What your data are telling us
Fall colors in maples, oaks and poplars across the US
Hundreds of Nature's Notebook observers across the country are tracking the fall leaf color of plants including maples, oaks, and poplars. On our map below, you can see that while there is a range in the start of fall leaf color in all regions this year.

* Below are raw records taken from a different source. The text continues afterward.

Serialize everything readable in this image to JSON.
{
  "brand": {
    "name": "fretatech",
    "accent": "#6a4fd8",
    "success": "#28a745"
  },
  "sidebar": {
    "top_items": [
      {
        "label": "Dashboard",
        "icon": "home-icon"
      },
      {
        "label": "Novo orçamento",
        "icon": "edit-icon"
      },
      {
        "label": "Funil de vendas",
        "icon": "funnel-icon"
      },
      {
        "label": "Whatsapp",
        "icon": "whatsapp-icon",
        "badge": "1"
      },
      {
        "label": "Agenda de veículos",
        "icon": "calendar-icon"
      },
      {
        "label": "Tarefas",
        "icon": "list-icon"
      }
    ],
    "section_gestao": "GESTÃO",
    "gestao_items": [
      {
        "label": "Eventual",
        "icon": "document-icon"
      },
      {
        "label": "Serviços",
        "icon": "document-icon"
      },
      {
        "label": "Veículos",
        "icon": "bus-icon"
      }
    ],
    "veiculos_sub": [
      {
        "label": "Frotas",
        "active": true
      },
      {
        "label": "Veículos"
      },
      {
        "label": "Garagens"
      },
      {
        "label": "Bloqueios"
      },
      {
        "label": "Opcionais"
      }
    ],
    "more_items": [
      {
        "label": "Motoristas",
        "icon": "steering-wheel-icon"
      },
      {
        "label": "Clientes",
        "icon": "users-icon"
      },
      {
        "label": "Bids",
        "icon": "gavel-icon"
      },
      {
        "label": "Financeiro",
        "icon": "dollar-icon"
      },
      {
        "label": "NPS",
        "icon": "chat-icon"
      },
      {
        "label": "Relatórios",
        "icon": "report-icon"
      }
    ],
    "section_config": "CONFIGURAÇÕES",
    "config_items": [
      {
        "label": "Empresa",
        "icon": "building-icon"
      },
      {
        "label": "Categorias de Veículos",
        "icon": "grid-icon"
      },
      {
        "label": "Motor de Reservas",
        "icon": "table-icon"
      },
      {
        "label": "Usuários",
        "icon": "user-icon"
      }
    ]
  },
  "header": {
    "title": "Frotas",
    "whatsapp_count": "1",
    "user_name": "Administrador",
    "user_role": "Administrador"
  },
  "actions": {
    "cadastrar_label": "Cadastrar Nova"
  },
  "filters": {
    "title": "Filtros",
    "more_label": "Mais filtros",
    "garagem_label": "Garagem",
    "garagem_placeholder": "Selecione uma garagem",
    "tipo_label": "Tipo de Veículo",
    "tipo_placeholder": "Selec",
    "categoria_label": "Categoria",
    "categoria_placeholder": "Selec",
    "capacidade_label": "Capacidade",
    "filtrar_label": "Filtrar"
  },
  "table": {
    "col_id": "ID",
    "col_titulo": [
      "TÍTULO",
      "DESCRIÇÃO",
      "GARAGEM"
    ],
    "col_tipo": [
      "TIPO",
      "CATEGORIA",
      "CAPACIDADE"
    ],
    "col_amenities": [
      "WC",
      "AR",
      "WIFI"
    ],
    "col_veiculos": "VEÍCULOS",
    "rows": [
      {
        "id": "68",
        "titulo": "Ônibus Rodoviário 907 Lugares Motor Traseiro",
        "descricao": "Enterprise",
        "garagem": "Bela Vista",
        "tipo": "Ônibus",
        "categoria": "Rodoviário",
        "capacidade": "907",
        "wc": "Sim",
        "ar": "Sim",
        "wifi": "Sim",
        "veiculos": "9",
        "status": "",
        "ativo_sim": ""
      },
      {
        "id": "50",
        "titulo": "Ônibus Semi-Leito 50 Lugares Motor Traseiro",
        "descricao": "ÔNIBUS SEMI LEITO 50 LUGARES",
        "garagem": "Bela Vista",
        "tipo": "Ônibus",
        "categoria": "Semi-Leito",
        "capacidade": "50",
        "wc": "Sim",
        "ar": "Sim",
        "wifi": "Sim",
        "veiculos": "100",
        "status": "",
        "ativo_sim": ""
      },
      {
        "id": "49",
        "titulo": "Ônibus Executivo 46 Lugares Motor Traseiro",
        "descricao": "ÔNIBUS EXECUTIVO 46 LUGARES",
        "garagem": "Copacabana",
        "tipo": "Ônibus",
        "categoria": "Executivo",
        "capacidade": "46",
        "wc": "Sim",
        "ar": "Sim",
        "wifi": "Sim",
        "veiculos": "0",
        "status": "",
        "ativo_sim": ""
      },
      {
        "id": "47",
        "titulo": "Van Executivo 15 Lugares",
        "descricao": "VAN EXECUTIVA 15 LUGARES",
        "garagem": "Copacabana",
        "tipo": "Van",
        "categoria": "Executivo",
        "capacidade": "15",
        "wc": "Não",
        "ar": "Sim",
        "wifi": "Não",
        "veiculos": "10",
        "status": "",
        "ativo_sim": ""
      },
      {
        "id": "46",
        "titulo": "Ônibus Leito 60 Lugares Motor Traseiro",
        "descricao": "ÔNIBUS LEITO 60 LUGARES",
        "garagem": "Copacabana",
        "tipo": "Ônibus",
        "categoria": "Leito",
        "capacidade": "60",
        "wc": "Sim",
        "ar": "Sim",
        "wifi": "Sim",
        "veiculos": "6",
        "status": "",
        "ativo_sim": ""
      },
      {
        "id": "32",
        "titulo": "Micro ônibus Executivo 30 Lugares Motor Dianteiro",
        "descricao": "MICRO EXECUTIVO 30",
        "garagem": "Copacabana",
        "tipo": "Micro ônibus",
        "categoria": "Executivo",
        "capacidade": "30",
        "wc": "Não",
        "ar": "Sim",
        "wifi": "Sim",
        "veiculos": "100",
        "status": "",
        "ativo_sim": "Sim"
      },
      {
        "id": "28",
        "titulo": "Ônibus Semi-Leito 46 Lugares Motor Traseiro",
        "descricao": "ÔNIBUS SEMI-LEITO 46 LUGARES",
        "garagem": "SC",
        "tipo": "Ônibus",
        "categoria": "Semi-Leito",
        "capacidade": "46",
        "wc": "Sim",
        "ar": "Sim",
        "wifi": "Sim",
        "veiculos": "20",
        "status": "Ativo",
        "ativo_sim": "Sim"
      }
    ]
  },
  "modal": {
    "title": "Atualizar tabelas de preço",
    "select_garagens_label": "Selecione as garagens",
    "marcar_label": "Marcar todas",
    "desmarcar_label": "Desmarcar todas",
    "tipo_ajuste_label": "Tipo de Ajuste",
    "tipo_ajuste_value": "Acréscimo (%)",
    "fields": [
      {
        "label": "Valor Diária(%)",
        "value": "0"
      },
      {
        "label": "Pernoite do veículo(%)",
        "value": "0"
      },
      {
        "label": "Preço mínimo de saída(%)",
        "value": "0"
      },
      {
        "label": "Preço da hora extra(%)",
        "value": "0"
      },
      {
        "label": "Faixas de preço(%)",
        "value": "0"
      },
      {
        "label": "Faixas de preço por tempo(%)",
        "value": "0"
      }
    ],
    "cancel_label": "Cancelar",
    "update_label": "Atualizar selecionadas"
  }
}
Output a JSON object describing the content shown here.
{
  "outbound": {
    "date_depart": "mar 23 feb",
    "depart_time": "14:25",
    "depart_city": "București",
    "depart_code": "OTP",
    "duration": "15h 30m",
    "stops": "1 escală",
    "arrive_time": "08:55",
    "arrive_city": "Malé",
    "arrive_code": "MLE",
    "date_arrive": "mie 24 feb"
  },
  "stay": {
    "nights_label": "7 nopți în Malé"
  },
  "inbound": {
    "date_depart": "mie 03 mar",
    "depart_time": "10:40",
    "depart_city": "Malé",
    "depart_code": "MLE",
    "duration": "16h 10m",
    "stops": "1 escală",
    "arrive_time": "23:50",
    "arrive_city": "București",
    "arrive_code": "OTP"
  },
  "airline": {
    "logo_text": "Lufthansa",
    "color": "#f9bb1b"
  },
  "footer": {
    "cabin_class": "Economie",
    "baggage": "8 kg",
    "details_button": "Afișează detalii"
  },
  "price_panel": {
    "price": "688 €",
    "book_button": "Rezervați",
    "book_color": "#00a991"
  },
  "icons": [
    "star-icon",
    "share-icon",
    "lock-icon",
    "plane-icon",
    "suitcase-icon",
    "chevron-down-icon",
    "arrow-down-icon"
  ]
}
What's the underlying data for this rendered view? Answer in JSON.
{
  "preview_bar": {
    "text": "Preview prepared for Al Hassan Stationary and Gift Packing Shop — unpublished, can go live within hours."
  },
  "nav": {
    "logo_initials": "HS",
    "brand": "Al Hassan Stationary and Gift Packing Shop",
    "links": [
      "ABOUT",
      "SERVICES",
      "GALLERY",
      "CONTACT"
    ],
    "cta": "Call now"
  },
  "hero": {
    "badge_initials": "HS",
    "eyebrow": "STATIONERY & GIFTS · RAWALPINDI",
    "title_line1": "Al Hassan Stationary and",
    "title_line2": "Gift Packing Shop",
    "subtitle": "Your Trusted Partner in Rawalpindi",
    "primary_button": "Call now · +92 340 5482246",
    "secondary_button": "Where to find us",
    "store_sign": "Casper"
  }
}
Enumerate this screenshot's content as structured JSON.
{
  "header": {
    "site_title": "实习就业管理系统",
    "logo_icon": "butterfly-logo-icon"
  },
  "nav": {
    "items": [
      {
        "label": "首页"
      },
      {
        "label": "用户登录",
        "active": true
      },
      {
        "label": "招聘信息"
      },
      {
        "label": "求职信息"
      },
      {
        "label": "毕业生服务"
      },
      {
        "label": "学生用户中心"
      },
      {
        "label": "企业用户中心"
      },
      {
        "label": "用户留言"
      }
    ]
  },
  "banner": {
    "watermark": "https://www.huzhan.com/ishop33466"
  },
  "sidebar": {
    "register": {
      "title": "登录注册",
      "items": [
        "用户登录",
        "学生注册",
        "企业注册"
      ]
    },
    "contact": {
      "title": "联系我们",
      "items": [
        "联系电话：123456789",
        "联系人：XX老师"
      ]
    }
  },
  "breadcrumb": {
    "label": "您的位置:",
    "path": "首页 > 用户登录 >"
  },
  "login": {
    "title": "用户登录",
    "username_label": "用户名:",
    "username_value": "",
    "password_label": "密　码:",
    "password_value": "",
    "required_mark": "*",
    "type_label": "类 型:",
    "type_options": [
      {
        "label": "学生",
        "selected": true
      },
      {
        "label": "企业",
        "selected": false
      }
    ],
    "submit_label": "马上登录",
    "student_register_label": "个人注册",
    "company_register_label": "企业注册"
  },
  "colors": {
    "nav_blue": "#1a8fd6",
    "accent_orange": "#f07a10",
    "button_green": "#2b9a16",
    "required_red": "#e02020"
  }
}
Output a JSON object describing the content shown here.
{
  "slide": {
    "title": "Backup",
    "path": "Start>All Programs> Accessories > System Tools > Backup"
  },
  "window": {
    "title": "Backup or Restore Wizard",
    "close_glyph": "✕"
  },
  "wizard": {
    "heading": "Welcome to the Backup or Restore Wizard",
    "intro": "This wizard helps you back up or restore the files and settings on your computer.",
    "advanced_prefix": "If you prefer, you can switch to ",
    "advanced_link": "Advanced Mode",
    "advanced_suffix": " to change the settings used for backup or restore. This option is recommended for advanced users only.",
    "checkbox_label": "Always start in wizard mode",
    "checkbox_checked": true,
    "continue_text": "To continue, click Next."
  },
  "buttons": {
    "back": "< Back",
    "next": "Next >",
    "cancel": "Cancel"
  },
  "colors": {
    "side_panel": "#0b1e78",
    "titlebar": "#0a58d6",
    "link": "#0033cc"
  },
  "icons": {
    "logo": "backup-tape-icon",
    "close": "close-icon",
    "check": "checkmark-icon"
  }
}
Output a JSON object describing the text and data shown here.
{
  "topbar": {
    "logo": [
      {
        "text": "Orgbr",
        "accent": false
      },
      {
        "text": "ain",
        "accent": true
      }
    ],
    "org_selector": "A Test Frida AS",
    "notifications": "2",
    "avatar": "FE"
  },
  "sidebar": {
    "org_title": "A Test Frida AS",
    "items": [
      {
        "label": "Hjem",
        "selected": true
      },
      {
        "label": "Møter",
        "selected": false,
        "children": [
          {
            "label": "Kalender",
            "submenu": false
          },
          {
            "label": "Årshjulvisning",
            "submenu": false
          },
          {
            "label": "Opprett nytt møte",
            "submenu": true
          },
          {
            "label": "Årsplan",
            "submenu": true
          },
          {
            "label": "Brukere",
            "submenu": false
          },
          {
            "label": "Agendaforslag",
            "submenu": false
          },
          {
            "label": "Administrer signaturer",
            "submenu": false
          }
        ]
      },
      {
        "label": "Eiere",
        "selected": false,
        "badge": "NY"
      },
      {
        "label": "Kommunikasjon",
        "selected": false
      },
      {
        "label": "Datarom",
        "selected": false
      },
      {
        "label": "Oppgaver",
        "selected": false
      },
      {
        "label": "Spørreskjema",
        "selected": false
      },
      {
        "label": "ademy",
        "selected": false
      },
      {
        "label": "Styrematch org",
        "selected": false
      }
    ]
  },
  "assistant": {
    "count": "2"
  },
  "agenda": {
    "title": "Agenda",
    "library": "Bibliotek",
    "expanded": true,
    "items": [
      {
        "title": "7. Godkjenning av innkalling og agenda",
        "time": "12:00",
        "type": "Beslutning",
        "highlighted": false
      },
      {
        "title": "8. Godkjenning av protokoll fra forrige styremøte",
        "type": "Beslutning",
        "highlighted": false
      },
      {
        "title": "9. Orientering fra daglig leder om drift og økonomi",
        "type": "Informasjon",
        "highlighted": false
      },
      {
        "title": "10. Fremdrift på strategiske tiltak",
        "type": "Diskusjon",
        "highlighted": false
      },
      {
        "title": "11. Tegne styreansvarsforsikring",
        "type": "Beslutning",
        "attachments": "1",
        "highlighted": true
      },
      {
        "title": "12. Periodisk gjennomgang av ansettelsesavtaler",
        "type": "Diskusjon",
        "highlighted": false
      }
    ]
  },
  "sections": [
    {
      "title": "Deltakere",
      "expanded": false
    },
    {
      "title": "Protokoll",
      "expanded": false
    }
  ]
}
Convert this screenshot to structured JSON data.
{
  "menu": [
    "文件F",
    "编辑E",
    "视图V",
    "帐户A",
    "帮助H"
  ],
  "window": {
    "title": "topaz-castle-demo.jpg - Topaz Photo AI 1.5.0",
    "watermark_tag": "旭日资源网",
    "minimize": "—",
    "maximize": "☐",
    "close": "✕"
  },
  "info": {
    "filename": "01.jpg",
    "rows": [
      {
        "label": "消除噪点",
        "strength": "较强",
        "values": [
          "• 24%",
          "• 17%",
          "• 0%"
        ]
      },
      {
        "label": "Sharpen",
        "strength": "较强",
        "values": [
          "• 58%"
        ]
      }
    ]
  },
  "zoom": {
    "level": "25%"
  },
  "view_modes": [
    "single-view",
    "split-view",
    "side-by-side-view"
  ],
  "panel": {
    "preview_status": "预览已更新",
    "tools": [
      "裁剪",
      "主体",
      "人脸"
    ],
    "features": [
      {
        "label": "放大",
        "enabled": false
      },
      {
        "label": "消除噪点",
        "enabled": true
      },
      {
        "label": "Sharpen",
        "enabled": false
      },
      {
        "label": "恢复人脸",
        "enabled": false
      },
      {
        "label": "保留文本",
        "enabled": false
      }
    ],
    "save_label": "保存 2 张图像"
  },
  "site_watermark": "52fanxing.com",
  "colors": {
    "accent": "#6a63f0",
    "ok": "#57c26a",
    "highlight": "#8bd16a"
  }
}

Invasive shrubs have a leafy advantage
Invasive, non-native shrubs frequently leaf out earlier in the spring and hold onto leaves later in the fall than natives, out-competing native plants and shading the forest floor at times when other species depend on the sunlight. To better understand how this phenomenon of Extended Leaf Phenology in invasive plants plays out at a regional scale, Maynard-Bean and colleagues used data collected by Nature's Notebook participants to document differences in leaf phenology between native and invasive shrubs. The authors found that the leaf period was up to 77 days longer for invasive species compared to natives. Better knowledge of how invasive shrubs negatively impact natives can help stem the purposeful spread of these plants by humans and protect native species and their ecosystems.

Difference in leaf out in native shrub (left) and invasive shrub (right),
Photo: Erynn Maynard-Bean
What's new at Nature's Notebook and USA-NPN
Practice your skills with a new quiz!
We've added a brand new Module to our Nature's Notebook Observer Certification Course! This new Module, Practice Making Observations, guides you through the process of making observations on a deciduous tree. A quiz at the end of the Module tests your new skills. We will add more modules in the coming year, so stay tuned!

23 million records in Nature's Notebook
Thanks to diligent observers like you, we recently crossed the milestone of 23 million phenology records submitted to Nature's Notebook! Thanks to all of your amazing efforts, we have nearly recovered from the dip in records submitted in March and April due to the pandemic lockdowns. We also have a record number of new sites registered this year!

In addition to exploring the data in our Visualization Tool, you can also explore your own data that you have collected by clicking the link on the bottom right of your Observation Deck, Visualize My Data.

Recent happenings in the field of phenology
Milkweed loss is behind monarch decline
New research suggests that the loss of milkweed, rather than migration mortality, is the main cause of monarch population decline. Monarchs cannot survive without milkweeds, as their caterpillars only eat milkweed plants. Your observations of milkweed and other nectar plants as part of the Nectar Connectors campaign are an important way for researchers to understand the changes in resources used by monarchs.

Photo: Gail Bishop
Birds breed earlier, at a cost
Birds that are able to shift breeding timing to keep up with earlier springs may face further challenges, as authors of a new study in PNAS found. Chicks that hatch earlier may be exposed to inclement weather conditions and more at risk of food shortages and mortality. Aerial insectivores such as swallows, swifts, flycatchers, and nightjars, may be most at risk due to unpredictable insect resources during early spring.

Photo: Tom Grey
Nature's Notebook Nuggets
A year of phenophases for a conifer
Nature’s Notebook includes conifer species of three types: those having deciduous needles, those with fascicled needles (the pines), and evergreen conifers having single or clustered needles that are not like a pine's needles and are not deciduous. In this Nugget, we take a quick look at the phenophases that Nature’s Notebook observes within their annual cycle: the seasonal progression of new needles, male pollen cones, and female seed cones.

More ways to get involved
Signs of Fall with Nature's Notebook
Earlier this month, we took part in a SciStarter event focused on how to document signs of fall with Nature's Notebook. Watch the recording to learn about some of the signs of fall that observers across the country are reporting.

Erin Posthumus